Over the past few years, nothing has seemed to get in the way of Iran pursuing nuclear technology. While the country fervently asserts its right to nuclear power, and clearly states that its position in pursuing atomic technology is not to build a bomb but to provide power to its people, the world is not buying it. A Key Middle East ally of the U.S., Israel, has stated that they are considering a preemptive strike on Iranian nuclear facilities to prevent the country that has threatened to “wipe Israel off the map” with a means of doing so.
The U.S. has not ruled out military action, either. But diplomacy is being given a chance to prevail, found in the form if economically crippling sanctions that have marred Iran’s economy so much that’s actually prompted the isolated Islamic regime to come back to the bargaining table.
The newest proposals includes lifting some of the sanctions that have effected Iran’s economy and allowing it to possess a small amount of highly enriched uranium in lieu of it opening its facilities for full inspection and agreeing not to enrich any more uranium.
Iran claims that it has rights under international law to enrich uranium to 20%. But that 20% can be quickly enriched to higher amounts in the grade necessary to create nuclear warheads. According to recent inspections by the U.N., the country has made some new upgrades to its nuclear facilities that enable it to enrich uranium beyond 20%.
British Foreign Minister William Hague said the talks were useful in a recent statement, stating, “I look forward to further progress.”
Saeed Jalili, Iran’s top official at diplomatic talks in Kazakhstan, welcomed the offer, saying that progress is finally being made.
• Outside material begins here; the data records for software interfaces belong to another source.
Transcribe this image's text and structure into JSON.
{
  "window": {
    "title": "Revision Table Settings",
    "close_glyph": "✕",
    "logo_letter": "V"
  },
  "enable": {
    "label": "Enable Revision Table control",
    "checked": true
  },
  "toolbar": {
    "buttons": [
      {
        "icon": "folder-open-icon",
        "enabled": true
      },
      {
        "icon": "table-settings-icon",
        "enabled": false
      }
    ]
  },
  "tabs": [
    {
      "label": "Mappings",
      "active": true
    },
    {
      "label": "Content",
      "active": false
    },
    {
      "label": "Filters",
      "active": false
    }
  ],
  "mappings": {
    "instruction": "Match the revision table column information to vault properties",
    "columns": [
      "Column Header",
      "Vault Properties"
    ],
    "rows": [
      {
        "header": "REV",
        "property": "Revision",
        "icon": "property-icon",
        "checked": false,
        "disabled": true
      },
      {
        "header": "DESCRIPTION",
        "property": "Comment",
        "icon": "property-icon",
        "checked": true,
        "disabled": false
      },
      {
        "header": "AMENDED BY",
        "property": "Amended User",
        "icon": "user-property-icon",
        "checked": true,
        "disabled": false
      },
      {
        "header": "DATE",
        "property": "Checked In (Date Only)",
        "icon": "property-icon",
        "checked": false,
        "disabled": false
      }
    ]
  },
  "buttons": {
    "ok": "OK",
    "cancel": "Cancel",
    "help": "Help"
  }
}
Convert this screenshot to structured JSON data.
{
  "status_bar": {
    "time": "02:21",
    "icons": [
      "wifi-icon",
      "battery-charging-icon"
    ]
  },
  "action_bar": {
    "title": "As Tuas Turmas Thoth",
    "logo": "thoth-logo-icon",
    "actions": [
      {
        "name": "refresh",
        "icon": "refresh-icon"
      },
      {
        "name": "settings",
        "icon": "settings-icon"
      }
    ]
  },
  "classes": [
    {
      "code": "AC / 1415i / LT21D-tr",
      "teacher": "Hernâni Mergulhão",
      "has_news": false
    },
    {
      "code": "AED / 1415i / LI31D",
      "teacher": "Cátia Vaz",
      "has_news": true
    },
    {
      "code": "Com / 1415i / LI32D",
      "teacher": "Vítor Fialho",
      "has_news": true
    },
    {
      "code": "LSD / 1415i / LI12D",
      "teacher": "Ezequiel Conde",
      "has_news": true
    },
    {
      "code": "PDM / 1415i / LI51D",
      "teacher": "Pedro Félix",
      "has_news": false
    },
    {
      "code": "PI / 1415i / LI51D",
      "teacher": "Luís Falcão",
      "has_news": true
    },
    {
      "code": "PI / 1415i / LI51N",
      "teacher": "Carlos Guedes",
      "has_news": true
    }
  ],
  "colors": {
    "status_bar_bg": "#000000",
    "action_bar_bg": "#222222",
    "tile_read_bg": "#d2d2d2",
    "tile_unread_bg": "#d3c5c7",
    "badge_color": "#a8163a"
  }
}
He was sure to assert that Iran will continue to enrich uranium as it sees fit.
“Whatever we need, we will of course pursue that, whether it is five percent or 20 percent,” Jalili said. “It is important to us to have the 20 percent.”
U.S. officials were not amused, stating that the current offer on the table has a deadline, and that they are growing impatient.
“There is a cost to Iran for every day that they wait to solve this problem,” a U.S. official said. “And they will keep paying those costs, and the cost will go up.”